This quick reference guide contains a brief review of information you may have forgotten since 1L Legal Research class, such as the categories of primary law sources, tips for constructing a full-text search, etc. It also provides some good online sources and databases where you can find many legal materials. Finally, it lists several legal research resources you can consult if you still need more help.
Online Access from Your Home or Laptop
If you need to access any law or USC databases from home or from your laptop, you will need to log in using the Proxy Server. It's the same login you use for Blackboard. If your login is not working, please contact John Kelly (firstname.lastname@example.org) for help.
If you cannot locate an item at any USC library, the Law Library may still be able to obtain it for you through interlibrary loan (ILL).
First, use the online catalogs for the Law Library, the USC Libraries, and WorldCat.org to make sure a needed book or journal/magazine/newspaper is not available in an acceptable digital format at any USC library.
Note: ILL departments at USC (main campus, non-law) Libraries and Health Sciences Libraries will not fill ILL requests for any law school members.
USC Law Library's ILL service:
There are at least three places you can scan pages for free—two in the Law Library and one at Doheny Library.
The Law Library's scanners will save scanned items to your USB drive or transmit via e-mail. Doheny's scanner only e-mails the scanned pages.
Note: Scanning large files can be challenging. The scanners may crash or will not e-mail documents larger than 25MB (more than about 30–50 pages, depending on the resolution). Therefore, avoid scanning more than 50 pages at a time, unless you are saving them directly to a USB drive. To learn how to scan smaller numbers of pages and then combine them into a single PDF file afterward, see the next section on Combining and Editing PDF Files.
Sometimes you may need to scan documents in smaller parts and then combine them later—e.g., when you need to scan and email a document over 25MB, or if a long line of people has formed at the scanner, and your student colleagues wish to scan some materials before you complete a large project.
Several options are available that allow you to scan and send documents in smaller files and then combine them into one large file afterward. We have outlined some of these options, below. All except Adobe Acrobat Pro and Foxit PDF Editor are free, at least to combine files.
IMPORTANT NOTE: Be aware that when you use free PDF editing websites, you are uploading data to them, which the owners of the websites might choose to keep and/or use. Although this is probably fine for law journal sources, please do not upload any personal or confidential information to third-party websites.

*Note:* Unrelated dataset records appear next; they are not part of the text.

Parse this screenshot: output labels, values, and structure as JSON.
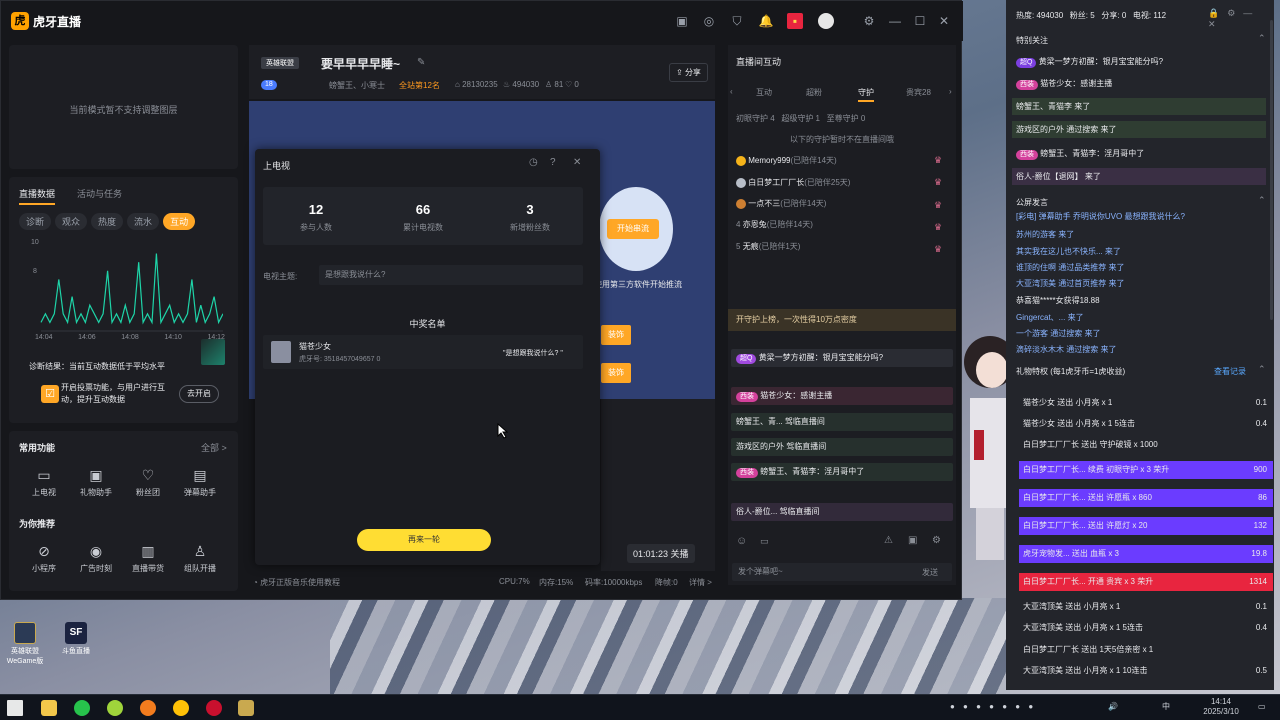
{
  "app": {
    "name": "虎牙直播",
    "title_bar_icons": [
      "box-icon",
      "game-icon",
      "shirt-icon",
      "bell-icon",
      "gift-icon",
      "avatar",
      "gear-icon",
      "minimize-icon",
      "maximize-icon",
      "close-icon"
    ]
  },
  "left": {
    "layer_notice": "当前模式暂不支持调整图层",
    "tabs": [
      "直播数据",
      "活动与任务"
    ],
    "chips": [
      "诊断",
      "观众",
      "热度",
      "流水",
      "互动"
    ],
    "active_chip": "互动",
    "chart_ymax": "10",
    "chart_ymid": "8",
    "time_labels": [
      "14:04",
      "14:06",
      "14:08",
      "14:10",
      "14:12"
    ],
    "diagnosis": "诊断结果：当前互动数据低于平均水平",
    "tip": "开启投票功能，与用户进行互动，提升互动数据",
    "tip_button": "去开启",
    "common_title": "常用功能",
    "all_label": "全部 >",
    "tools": [
      "上电视",
      "礼物助手",
      "粉丝团",
      "弹幕助手"
    ],
    "recommend_title": "为你推荐",
    "recommend": [
      "小程序",
      "广告时刻",
      "直播带货",
      "组队开播"
    ]
  },
  "stream": {
    "category": "英雄联盟",
    "title": "要早早早早睡~",
    "level_badge": "18",
    "mods": "螃蟹王、小寒士",
    "rank": "全站第12名",
    "room_id": "28130235",
    "heat": "494030",
    "fans": "81",
    "likes": "0",
    "share": "分享",
    "start_button": "开始串流",
    "third_party_hint": "使用第三方软件开始推流",
    "side_btn_1": "装饰",
    "side_btn_2": "装饰",
    "timer": "01:01:23 关播"
  },
  "dialog": {
    "title": "上电视",
    "stats": [
      {
        "value": "12",
        "label": "参与人数"
      },
      {
        "value": "66",
        "label": "累计电视数"
      },
      {
        "value": "3",
        "label": "新增粉丝数"
      }
    ],
    "topic_label": "电视主题:",
    "topic_value": "是想跟我说什么?",
    "winners_title": "中奖名单",
    "winner": {
      "name": "猫苍少女",
      "id": "虎牙号: 3518457049657 0",
      "message": "\"是想跟我说什么? \""
    },
    "action_button": "再来一轮"
  },
  "statusbar": {
    "hint": "虎牙正版音乐使用教程",
    "cpu": "CPU:7%",
    "mem": "内存:15%",
    "bitrate": "码率:10000kbps",
    "drop": "降帧:0",
    "detail": "详情 >"
  },
  "right": {
    "title": "直播间互动",
    "tabs": [
      "互动",
      "超粉",
      "守护",
      "贵宾28"
    ],
    "active_tab": "守护",
    "guard_stats": "初眼守护 4   超级守护 1   至尊守护 0",
    "offline_note": "以下的守护暂时不在直播间哦",
    "guards": [
      {
        "rank": "1",
        "name": "Memory999",
        "days": "(已陪伴14天)"
      },
      {
        "rank": "2",
        "name": "白日梦工厂厂长",
        "days": "(已陪伴25天)"
      },
      {
        "rank": "3",
        "name": "一点不三",
        "days": "(已陪伴14天)"
      },
      {
        "rank": "4",
        "name": "亦恩兔",
        "days": "(已陪伴14天)"
      },
      {
        "rank": "5",
        "name": "无痕",
        "days": "(已陪伴1天)"
      }
    ],
    "promo": "开守护上榜，一次性得10万点密度",
    "chat": [
      {
        "badge": "超Q",
        "text": "黄梁一梦方初醒：银月宝宝能分吗?"
      },
      {
        "badge": "西装",
        "text": "猫苍少女：感谢主播"
      },
      {
        "badge": "",
        "text": "螃蟹王、青... 驾临直播间"
      },
      {
        "badge": "",
        "text": "游戏区的户外 驾临直播间"
      },
      {
        "badge": "西装",
        "text": "螃蟹王、青猫李：淫月哥中了"
      },
      {
        "badge": "",
        "text": "俗人-爵位... 驾临直播间"
      }
    ],
    "input_placeholder": "发个弹幕吧~",
    "send": "发送"
  },
  "side": {
    "header": "热度: 494030   粉丝: 5   分享: 0   电视: 112",
    "special_title": "特别关注",
    "special": [
      "黄梁一梦方初醒：银月宝宝能分吗?",
      "猫苍少女：感谢主播",
      "螃蟹王、青猫李 来了",
      "游戏区的户外 通过搜索 来了",
      "螃蟹王、青猫李：淫月哥中了",
      "俗人-爵位【退网】 来了"
    ],
    "public_title": "公屏发言",
    "public": [
      "[彩电] 弹幕助手 乔明说你UVO 最想跟我说什么?",
      "苏州的游客 来了",
      "其实我在这儿也不快乐... 来了",
      "谁顶的住啊 通过品类推荐 来了",
      "大亚湾顶美 通过首页推荐 来了",
      "恭喜猫*****女获得18.88",
      "Gingercat、... 来了",
      "一个游客 通过搜索 来了",
      "滴碎淡水木木 通过搜索 来了"
    ],
    "gift_title": "礼物特权 (每1虎牙币=1虎收益)",
    "gift_link": "查看记录",
    "gifts": [
      {
        "text": "猫苍少女 送出 小月亮 x 1",
        "value": "0.1",
        "style": "plain"
      },
      {
        "text": "猫苍少女 送出 小月亮 x 1 5连击",
        "value": "0.4",
        "style": "plain"
      },
      {
        "text": "白日梦工厂厂长 送出 守护破镜 x 1000",
        "value": "",
        "style": "plain"
      },
      {
        "text": "白日梦工厂厂长... 续费 初眼守护 x 3 荣升",
        "value": "900",
        "style": "purple"
      },
      {
        "text": "白日梦工厂厂长... 送出 许愿瓶 x 860",
        "value": "86",
        "style": "purple"
      },
      {
        "text": "白日梦工厂厂长... 送出 许愿灯 x 20",
        "value": "132",
        "style": "purple"
      },
      {
        "text": "虎牙宠物发... 送出 血瓶 x 3",
        "value": "19.8",
        "style": "purple"
      },
      {
        "text": "白日梦工厂厂长... 开通 贵宾 x 3 荣升",
        "value": "1314",
        "style": "red"
      },
      {
        "text": "大亚湾顶美 送出 小月亮 x 1",
        "value": "0.1",
        "style": "plain"
      },
      {
        "text": "大亚湾顶美 送出 小月亮 x 1 5连击",
        "value": "0.4",
        "style": "plain"
      },
      {
        "text": "白日梦工厂厂长 送出 1天5倍亲密 x 1",
        "value": "",
        "style": "plain"
      },
      {
        "text": "大亚湾顶美 送出 小月亮 x 1 10连击",
        "value": "0.5",
        "style": "plain"
      }
    ]
  },
  "desktop": {
    "icons": [
      "英雄联盟WeGame版",
      "斗鱼直播"
    ],
    "clock_time": "14:14",
    "clock_date": "2025/3/10",
    "ime": "中"
  },
  "colors": {
    "accent": "#ffa726",
    "purple": "#6b3cff",
    "red": "#e8253f",
    "panel": "#1d1e23"
  }
}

PDF Editing Software
If you have access to a PDF editor such as Adobe Acrobat or Foxit, you can combine PDF files and perform many other editing tasks. The example below demonstrates the process for combining PDF files in Adobe Acrobat: